The conditions of insurance are being fought over as we speak.
California Republican Gov. Arnold Schwarzenegger kicked off his second term this month with a call to assure health care for all state residents.
The Repair of the Healthcare System is really in the control of the state governments. Those governments issue licenses to practice medicine, insure patients, and open hospitals in their own states. They can set the conditions for these licenses. However, I have only seen conditions set for the benefit of the insurance industry and hospitals, and not for the patients benefit.

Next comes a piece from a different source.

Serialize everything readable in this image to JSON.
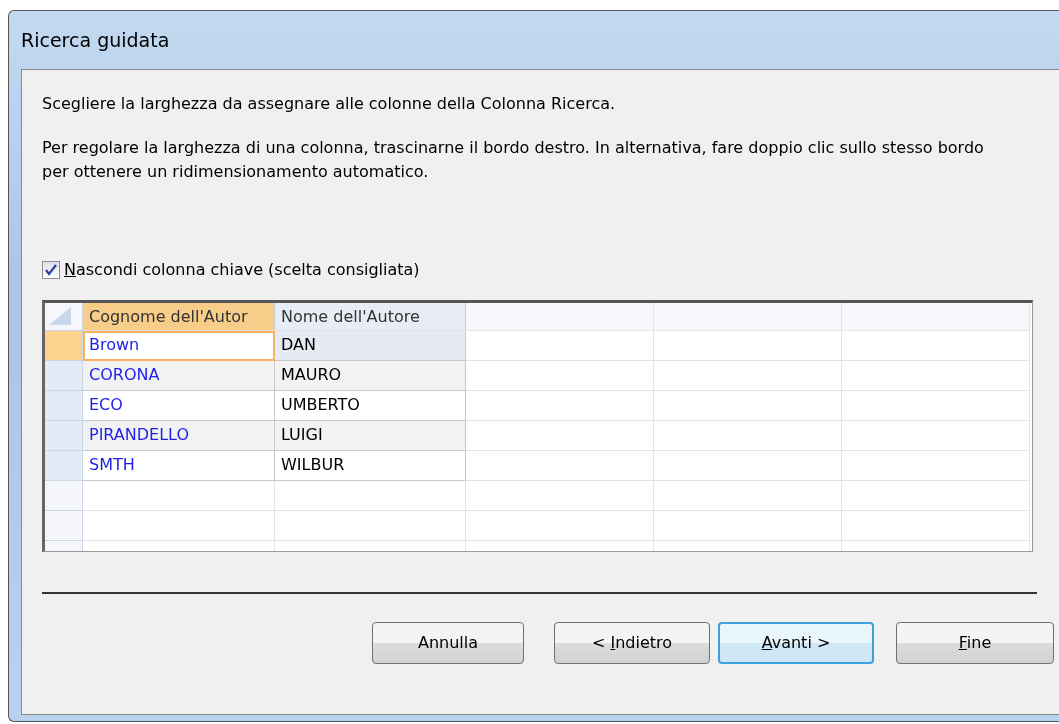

Only the patient can create a competitive market place that will control prices.
The president, meanwhile, this week offered a health-care plan of his own, (hardly a health plan) aimed at helping more Americans obtain health insurance. Bush spoke Thursday about his proposal at a conference outside Kansas City, Mo.
“In Illinois, Democratic Gov. Rod Blagojevich’s All Kids program was the first in the nation to offer state-subsidized health insurance to all children. (No one has mention how they are going to fix the insurance plans) During his re-election campaign last year and since, Blagojevich has spoken of his interest in moving the state toward a broad universal health-care program.”
“In his speech Thursday, Obama argued that the political climate has shifted since 1994, opening an opportunity for universal health care.
“He noted that more employers have dropped private health-care coverage since then. Employees with coverage are paying higher premiums and co-payments. And, he said, American companies face greater competitive pressure from foreign businesses that are not burdened with health-care costs because their governments provide coverage.”
”We are not in 1992. We are not in 1993. We are not in 1994. We don’t have to be intimidated,” the senator said. (Another sound bite)
“Economist Henry Aaron of the Brookings Institution, a think tank with a liberal leaning, and health-care expert Stuart Butler of the Heritage Foundation, a conservative think tank, both said establishing universal health-care coverage would be enormously difficult.”
I agree. When are we going to learn that you can not enforce price controls? When are we going to learn that we can not control behavior or morality unless we have the correct rules and incentives? It sounds good but it does not work. Market forces and competition are the driving forces for reducing waste and inflated prices.
Is anyone listening to what has been proven a thousand times over? It does not sound like it to me.
Butler, who has studied America’s health-care system for 30 years, said he supports universal coverage, but that the current system would require a drastic overhaul and that the “costs would be staggering.” An estimated 47 million Americans have no health insurance.
Aaron, who has been working on reform of America’s health-care system for more than 25 years, said the climate for universal coverage has improved, but probably not enough to get very complex legislation passed in the next several years.
To adopt a universal plan is “technically enormously difficult,” Aaron said, and would have to take into account that the U.S. has a highly diverse population and a highly diverse health-care system. It would require passage of several pieces of legislation that could take years to get through Congress, he said.
”I am not sure that even a new president and a new Congress can work through those devilish details” in the next presidential term and pass a universal plan, he said. Still, he said, if the supporters of a national plan avoid the mistakes of the Clinton administration, “they’ve got a shot.”
Will any of the above proposed solutions by politicians work?
My answer in no!! If we can not control prices with Medicare, how are we going to control prices with universal health insurance?